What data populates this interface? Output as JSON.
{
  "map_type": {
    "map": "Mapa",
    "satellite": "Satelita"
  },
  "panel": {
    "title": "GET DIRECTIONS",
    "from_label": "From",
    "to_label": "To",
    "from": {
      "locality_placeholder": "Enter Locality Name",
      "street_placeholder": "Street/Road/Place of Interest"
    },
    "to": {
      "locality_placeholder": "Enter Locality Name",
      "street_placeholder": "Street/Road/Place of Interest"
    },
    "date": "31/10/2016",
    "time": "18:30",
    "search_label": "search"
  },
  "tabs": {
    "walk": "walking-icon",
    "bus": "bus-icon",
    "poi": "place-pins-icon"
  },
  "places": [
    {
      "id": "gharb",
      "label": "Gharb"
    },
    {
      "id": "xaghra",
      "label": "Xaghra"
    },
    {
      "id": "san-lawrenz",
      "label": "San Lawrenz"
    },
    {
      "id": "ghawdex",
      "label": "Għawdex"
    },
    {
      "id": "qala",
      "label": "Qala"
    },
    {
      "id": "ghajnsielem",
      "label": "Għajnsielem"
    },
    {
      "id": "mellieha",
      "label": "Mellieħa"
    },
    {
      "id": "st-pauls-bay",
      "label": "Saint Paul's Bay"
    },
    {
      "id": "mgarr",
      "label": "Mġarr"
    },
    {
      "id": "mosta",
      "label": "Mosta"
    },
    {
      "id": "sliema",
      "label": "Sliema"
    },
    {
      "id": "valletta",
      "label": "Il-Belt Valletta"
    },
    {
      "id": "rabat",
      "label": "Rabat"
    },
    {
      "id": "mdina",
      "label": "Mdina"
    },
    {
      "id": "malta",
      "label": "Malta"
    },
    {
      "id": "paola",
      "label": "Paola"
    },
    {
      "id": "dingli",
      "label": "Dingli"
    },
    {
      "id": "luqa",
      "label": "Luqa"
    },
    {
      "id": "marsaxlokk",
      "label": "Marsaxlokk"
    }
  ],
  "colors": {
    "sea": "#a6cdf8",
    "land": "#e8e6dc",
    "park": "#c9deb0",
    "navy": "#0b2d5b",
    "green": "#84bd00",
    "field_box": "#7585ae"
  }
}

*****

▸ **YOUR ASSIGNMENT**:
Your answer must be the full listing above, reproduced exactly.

▸ **OUTPUT OF THE EXERCISE**:
What data populates this interface? Output as JSON.
{
  "map_type": {
    "map": "Mapa",
    "satellite": "Satelita"
  },
  "panel": {
    "title": "GET DIRECTIONS",
    "from_label": "From",
    "to_label": "To",
    "from": {
      "locality_placeholder": "Enter Locality Name",
      "street_placeholder": "Street/Road/Place of Interest"
    },
    "to": {
      "locality_placeholder": "Enter Locality Name",
      "street_placeholder": "Street/Road/Place of Interest"
    },
    "date": "31/10/2016",
    "time": "18:30",
    "search_label": "search"
  },
  "tabs": {
    "walk": "walking-icon",
    "bus": "bus-icon",
    "poi": "place-pins-icon"
  },
  "places": [
    {
      "id": "gharb",
      "label": "Gharb"
    },
    {
      "id": "xaghra",
      "label": "Xaghra"
    },
    {
      "id": "san-lawrenz",
      "label": "San Lawrenz"
    },
    {
      "id": "ghawdex",
      "label": "Għawdex"
    },
    {
      "id": "qala",
      "label": "Qala"
    },
    {
      "id": "ghajnsielem",
      "label": "Għajnsielem"
    },
    {
      "id": "mellieha",
      "label": "Mellieħa"
    },
    {
      "id": "st-pauls-bay",
      "label": "Saint Paul's Bay"
    },
    {
      "id": "mgarr",
      "label": "Mġarr"
    },
    {
      "id": "mosta",
      "label": "Mosta"
    },
    {
      "id": "sliema",
      "label": "Sliema"
    },
    {
      "id": "valletta",
      "label": "Il-Belt Valletta"
    },
    {
      "id": "rabat",
      "label": "Rabat"
    },
    {
      "id": "mdina",
      "label": "Mdina"
    },
    {
      "id": "malta",
      "label": "Malta"
    },
    {
      "id": "paola",
      "label": "Paola"
    },
    {
      "id": "dingli",
      "label": "Dingli"
    },
    {
      "id": "luqa",
      "label": "Luqa"
    },
    {
      "id": "marsaxlokk",
      "label": "Marsaxlokk"
    }
  ],
  "colors": {
    "sea": "#a6cdf8",
    "land": "#e8e6dc",
    "park": "#c9deb0",
    "navy": "#0b2d5b",
    "green": "#84bd00",
    "field_box": "#7585ae"
  }
}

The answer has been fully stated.